This is rather important, in my opinion, because these comments and messages come from individuals who claim to have significant stakes. Some claimed to hold hundreds of thousands of shares. An outpouring of longer term investors with sizeable stakes can provide the volume necessary for the short covering and the long positions of the arbs.
Short-term volatility breeds opportunity
While I cannot predict with certainty what the short term will hold for Sirius XM or Liberty Media, it is reasonable to make the assumption that Liberty will face respectable buying pressure and Sirius XM similar selling pressure.
The question in my mind is, what happens once the arbs are out? For my investment in Sirius XM, I have to look at my own expectations of valuation, and my own expectations of company performance through 2014.
I will put this bluntly. If there is a quick drop in share price, I am certainly not a seller at this level. Unfortunately, I am personally not in a position to buy. That being said, if I were an investor who had recently sold out because of the deal and in cash or something else, I'd be jumping for joy. I would have sold high and may have a very good buying opportunity in the next day or two picking up shares from arbs unwinding their positions. I have already received several indications that some who recently sold are ready to get back in.
Sirius XM is free again to trade on its own merits, and investors should remember that this means a very large purchase and retiring of the remaining shares left in its agreement to buy back shares from Liberty Media. It also means the ability to return to an authorization to buy back billions of dollars worth of shares from the open market that has been on hold for some time now. I see the removal of this deal as a very big weight being removed from Sirius XM's share price, and longer term I feel those who buy at or near these levels subject themselves to the possibility for rather exceptional gains going forward. Think back to how $1.27 looked in 2011, or $1.80 looked in 2012. I believe current pricing will look in the future, like those prices look to investors today. "If only I had known then what I know now," right?
Liberty Media investors, I'm not leaving you out of this either. What's good for Sirius XM's share price remains as good for Liberty Media's share price. That, coupled with what should be significant short covering, should translate into exceptional gains for Liberty holders over the coming year and even in the short term as well.
Friday's trading will be telling.

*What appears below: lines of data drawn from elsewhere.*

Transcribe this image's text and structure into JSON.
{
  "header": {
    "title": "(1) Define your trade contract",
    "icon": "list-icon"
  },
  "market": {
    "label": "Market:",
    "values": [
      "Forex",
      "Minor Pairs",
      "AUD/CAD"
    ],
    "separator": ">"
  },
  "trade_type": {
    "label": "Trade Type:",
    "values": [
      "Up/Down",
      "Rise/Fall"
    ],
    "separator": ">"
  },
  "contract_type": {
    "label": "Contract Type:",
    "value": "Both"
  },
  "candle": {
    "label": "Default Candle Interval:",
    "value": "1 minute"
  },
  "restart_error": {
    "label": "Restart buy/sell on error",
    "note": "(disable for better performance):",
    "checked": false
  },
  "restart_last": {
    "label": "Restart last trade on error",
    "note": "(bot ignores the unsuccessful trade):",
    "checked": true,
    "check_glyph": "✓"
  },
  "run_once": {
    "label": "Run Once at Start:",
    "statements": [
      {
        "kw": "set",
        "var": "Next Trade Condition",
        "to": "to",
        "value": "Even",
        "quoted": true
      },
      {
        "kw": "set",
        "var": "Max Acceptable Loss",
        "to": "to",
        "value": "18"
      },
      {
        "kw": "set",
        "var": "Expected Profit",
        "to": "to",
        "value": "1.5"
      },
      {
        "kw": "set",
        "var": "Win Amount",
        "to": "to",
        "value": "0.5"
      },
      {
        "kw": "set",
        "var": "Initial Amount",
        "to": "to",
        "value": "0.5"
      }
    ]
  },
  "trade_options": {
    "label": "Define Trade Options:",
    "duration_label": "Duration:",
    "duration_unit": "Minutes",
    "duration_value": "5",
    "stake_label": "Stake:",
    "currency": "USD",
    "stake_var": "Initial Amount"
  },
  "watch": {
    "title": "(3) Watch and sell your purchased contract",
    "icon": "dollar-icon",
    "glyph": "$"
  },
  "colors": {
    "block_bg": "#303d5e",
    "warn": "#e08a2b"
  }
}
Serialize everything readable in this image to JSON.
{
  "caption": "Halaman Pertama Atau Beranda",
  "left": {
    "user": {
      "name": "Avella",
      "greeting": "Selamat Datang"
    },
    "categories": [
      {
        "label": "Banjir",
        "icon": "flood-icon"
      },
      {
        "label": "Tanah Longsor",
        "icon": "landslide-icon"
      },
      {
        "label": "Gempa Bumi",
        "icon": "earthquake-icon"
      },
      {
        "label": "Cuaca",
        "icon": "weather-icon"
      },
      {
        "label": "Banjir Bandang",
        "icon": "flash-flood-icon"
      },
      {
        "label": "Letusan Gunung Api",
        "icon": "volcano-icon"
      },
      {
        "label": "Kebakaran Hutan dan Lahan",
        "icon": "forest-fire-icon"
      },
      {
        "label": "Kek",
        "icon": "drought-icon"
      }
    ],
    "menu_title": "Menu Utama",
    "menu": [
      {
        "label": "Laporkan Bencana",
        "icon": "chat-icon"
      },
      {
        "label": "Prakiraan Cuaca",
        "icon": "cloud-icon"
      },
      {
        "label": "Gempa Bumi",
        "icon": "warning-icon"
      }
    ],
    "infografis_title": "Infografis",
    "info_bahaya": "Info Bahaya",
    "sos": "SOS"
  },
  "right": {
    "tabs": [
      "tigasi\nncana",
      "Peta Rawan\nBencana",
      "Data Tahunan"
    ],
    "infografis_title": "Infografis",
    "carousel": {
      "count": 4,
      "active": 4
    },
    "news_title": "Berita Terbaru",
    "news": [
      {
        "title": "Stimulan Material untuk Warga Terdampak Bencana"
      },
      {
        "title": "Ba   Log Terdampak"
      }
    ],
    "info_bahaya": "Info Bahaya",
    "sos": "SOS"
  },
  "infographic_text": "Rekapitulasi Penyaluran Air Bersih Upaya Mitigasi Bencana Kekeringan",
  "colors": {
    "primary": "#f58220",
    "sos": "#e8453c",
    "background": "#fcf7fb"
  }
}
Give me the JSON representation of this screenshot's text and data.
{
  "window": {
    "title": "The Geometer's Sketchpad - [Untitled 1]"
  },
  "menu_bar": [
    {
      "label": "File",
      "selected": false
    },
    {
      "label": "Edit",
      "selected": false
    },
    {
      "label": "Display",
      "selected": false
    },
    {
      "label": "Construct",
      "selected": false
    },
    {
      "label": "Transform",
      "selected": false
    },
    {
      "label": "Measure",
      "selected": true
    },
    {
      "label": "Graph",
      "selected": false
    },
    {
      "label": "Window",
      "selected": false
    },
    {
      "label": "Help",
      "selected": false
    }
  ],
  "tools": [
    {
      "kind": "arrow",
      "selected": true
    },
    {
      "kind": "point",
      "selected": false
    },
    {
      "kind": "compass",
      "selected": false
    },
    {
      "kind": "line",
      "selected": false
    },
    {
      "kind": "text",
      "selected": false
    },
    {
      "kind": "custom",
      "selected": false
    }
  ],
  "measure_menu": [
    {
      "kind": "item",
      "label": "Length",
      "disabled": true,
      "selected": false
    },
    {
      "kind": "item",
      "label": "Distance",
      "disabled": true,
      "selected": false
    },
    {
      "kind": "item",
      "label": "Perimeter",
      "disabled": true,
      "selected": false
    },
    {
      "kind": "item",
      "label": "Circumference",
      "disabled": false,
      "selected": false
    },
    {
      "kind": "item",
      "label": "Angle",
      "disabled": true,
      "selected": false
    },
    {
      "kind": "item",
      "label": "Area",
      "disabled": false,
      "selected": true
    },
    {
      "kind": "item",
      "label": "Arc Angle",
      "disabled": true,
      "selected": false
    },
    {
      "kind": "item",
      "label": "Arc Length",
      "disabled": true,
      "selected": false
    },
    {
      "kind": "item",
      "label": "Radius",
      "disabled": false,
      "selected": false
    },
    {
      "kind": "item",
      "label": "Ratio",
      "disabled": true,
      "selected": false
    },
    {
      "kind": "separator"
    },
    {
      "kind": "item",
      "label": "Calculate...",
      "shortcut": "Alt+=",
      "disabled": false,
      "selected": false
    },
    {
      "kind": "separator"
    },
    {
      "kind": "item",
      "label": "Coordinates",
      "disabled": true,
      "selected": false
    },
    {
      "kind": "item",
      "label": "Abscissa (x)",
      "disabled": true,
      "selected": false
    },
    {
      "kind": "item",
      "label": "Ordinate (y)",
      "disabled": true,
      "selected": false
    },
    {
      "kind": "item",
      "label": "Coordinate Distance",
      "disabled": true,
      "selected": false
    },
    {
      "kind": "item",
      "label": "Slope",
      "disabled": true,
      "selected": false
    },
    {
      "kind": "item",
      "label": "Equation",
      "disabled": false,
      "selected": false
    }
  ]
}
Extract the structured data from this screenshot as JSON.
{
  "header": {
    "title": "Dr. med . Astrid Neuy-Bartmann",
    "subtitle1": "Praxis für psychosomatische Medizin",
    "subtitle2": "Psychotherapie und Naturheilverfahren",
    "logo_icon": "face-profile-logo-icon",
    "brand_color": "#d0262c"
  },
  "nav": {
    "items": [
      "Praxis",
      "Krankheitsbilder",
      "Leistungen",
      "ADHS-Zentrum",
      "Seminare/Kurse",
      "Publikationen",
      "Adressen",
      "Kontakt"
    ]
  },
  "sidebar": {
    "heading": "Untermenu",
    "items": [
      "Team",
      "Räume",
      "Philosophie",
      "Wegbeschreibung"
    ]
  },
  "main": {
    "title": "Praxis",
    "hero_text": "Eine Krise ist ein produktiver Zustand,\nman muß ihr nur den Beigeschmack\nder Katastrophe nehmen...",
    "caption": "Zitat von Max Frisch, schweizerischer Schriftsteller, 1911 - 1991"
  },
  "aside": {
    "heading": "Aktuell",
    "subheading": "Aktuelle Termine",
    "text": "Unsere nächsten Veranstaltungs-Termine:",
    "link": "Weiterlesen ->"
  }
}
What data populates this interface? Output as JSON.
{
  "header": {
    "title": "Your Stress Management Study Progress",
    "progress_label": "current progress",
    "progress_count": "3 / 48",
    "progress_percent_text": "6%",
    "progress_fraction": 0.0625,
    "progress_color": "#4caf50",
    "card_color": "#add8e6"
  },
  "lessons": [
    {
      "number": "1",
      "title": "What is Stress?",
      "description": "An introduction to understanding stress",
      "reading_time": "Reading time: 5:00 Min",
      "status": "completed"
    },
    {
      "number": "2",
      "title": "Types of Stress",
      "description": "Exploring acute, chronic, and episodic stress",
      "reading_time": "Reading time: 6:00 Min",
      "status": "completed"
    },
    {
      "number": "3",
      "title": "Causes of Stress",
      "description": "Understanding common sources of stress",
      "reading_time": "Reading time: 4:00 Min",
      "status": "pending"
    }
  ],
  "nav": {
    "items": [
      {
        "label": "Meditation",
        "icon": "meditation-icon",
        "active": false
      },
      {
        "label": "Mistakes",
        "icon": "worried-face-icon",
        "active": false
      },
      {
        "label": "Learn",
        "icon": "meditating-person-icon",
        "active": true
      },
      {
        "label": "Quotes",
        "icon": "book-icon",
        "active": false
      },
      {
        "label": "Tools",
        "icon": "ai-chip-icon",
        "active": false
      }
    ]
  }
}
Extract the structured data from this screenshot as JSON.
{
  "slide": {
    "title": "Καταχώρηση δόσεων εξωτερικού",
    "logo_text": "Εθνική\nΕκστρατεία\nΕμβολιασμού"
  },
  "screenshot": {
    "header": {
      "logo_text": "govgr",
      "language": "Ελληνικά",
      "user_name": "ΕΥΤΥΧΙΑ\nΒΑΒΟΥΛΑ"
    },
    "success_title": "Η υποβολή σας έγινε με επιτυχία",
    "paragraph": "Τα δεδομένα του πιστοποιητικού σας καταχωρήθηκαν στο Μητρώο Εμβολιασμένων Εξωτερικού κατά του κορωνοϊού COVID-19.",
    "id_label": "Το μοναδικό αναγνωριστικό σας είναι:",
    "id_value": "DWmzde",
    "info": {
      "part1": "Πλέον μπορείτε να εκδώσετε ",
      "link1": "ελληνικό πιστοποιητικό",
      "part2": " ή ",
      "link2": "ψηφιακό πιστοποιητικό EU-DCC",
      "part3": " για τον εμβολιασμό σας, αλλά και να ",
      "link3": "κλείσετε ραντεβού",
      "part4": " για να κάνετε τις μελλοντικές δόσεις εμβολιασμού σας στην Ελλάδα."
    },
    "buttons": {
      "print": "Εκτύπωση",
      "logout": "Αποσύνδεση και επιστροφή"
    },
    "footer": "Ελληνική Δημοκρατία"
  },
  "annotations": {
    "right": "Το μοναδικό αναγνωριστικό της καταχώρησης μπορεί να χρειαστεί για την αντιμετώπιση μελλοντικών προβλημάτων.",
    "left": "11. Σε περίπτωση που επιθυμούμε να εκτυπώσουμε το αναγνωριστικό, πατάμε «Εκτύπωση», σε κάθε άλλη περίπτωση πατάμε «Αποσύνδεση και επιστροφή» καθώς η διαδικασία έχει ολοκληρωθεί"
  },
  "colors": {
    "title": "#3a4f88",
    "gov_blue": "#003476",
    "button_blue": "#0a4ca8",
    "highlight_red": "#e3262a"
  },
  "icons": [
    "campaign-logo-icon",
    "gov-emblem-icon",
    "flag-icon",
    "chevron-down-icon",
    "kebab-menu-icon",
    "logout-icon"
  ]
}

Disclosure: I am long SIRI. I wrote this article myself, and it expresses my own opinions. I am not receiving compensation for it (other than from Seeking Alpha). I have no business relationship with any company whose stock is mentioned in this article.
Additional disclosure: I am long SIRI January 2015 $2.50, $3 and $3.50 calls in decreasing amounts.